There was nothing more that Mary Stagg could tell us and, after warning her not to reveal what had taken place to anyone, Athelney Jones sent her home in the company of the constable. The good woman clearly could not wait to get out of the house and I rather doubted she would ever return.
‘Could Moriarty have done this?’ I asked.
‘Moriarty is dead.’
Thankfully, Horowitz does not try to embody Sherlock and Watson, but the magic of their adventures is nowhere to be found in these pages. Even setting aside their massive influence, I didn’t find it to be a very engaging Victorian-set mystery on its own merits either.
Many thanks to Harper for the review copy.
ISBN 10: 0062377183
On Sale: 12/09/2014
Trimsize: 6 in (w) x 9 in (h) x 1.01 in (d)
List Price: 26.99 USD
The Hundred-Year House
By Rebecca Makkai
Zee and her husband had moved back home. They live in the guest house on her parents’ property, a sprawling multi-building compound that was an artist’s colony in the 1920s. He is a struggling writer and she is a college professor. Both are trying to kick-start their careers. Throw two renters into the mix and let the dysfunctionality ensue.
Skip this personal drama that promises more than it delivers. For one thing, both the description and the story itself allude to a ghost that never appears or does anything.

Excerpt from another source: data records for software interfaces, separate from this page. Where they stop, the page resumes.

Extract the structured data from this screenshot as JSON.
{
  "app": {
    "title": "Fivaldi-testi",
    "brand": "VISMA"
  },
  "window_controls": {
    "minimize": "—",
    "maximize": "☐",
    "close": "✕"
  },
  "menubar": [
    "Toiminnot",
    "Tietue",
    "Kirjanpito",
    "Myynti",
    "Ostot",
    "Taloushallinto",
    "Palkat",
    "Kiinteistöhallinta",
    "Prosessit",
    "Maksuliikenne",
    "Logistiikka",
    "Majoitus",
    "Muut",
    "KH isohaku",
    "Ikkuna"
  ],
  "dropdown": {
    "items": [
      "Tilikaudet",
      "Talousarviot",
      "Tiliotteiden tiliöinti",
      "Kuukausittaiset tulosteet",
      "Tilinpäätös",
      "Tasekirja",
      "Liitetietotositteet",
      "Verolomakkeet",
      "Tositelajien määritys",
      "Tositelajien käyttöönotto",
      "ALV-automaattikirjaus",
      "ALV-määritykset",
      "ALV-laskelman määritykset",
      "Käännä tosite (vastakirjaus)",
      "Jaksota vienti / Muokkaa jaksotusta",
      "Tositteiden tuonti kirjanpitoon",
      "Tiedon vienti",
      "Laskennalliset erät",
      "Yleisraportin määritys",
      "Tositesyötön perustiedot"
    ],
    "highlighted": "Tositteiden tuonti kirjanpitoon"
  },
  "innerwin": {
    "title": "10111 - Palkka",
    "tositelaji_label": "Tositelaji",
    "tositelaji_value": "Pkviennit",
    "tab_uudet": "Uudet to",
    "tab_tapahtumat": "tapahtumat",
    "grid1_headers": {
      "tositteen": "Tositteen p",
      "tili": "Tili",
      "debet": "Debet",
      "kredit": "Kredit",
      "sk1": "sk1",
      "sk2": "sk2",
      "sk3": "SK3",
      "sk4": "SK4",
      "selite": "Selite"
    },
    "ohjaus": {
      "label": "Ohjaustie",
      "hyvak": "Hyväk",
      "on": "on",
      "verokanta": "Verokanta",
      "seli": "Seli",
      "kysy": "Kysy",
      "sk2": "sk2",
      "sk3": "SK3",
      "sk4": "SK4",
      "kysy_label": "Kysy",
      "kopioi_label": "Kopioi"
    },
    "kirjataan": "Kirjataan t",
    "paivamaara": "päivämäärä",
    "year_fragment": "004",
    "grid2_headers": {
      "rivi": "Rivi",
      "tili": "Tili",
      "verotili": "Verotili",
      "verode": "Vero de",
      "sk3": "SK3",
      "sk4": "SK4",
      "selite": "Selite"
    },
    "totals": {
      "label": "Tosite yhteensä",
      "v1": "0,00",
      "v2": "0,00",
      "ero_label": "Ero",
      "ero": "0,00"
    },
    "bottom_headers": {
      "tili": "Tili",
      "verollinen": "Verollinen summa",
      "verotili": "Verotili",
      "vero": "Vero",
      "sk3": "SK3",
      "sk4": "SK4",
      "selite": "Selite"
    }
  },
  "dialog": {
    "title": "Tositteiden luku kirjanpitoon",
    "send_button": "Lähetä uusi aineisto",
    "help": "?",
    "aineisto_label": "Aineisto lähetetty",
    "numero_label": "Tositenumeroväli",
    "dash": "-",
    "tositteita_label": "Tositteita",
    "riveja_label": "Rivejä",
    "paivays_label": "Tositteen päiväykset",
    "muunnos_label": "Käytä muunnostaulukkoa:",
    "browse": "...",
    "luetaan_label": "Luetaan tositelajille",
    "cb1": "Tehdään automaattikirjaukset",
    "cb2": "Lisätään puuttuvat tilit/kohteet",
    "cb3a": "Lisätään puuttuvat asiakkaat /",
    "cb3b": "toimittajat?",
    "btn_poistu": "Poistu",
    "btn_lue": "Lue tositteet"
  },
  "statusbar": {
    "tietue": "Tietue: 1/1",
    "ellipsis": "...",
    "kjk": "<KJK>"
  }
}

For someone like me, who loves ghostly stories, it was incredibly frustrating. It was more like a new adult book with self-consciously quirky characters being hip at the same time. Even the second section, which focuses on the activities of the artist’s colony is too thin to save the novel. It comes too late.
Thanks to Viking Penguin for the review copy.
Hardcover: 352 pages
Publisher: Viking Adult (July 10, 2014)
Product Dimensions: 5.8 x 1.2 x 8.6 inches
Downton Abbey: Rules for Household Staff
By Mr. Carson
Written by Mr. Carson himself, this guidebook touches on everything from the hierarchy of staff to how to be a footman. Ironically, some of the elements are still useful, especially the recipes for stain removers made from common household ingredients.
Do read these amusing tips.
Guests’ luggage shall be unpacked in the luggage room. At this point, it is imperative that Maids compare dresses planned to be worn, lest anything too similar be worn at the same time.
If your master’s pocket watch is losing time, the fumes of paraffin will help to ease its workings. Simply place a thimbleful of paraffin next to the watch and place under a glass bowl. Leave it there for a day to allow the fumes to be absorbed. When removed, the watch should be up to speed again.
Read via NetGalley, from St. Martin’s.
St. Martin’s Press
St. Martin’s Griffin
Paper Over Board
5.00 x 7.13 inches, 128 pages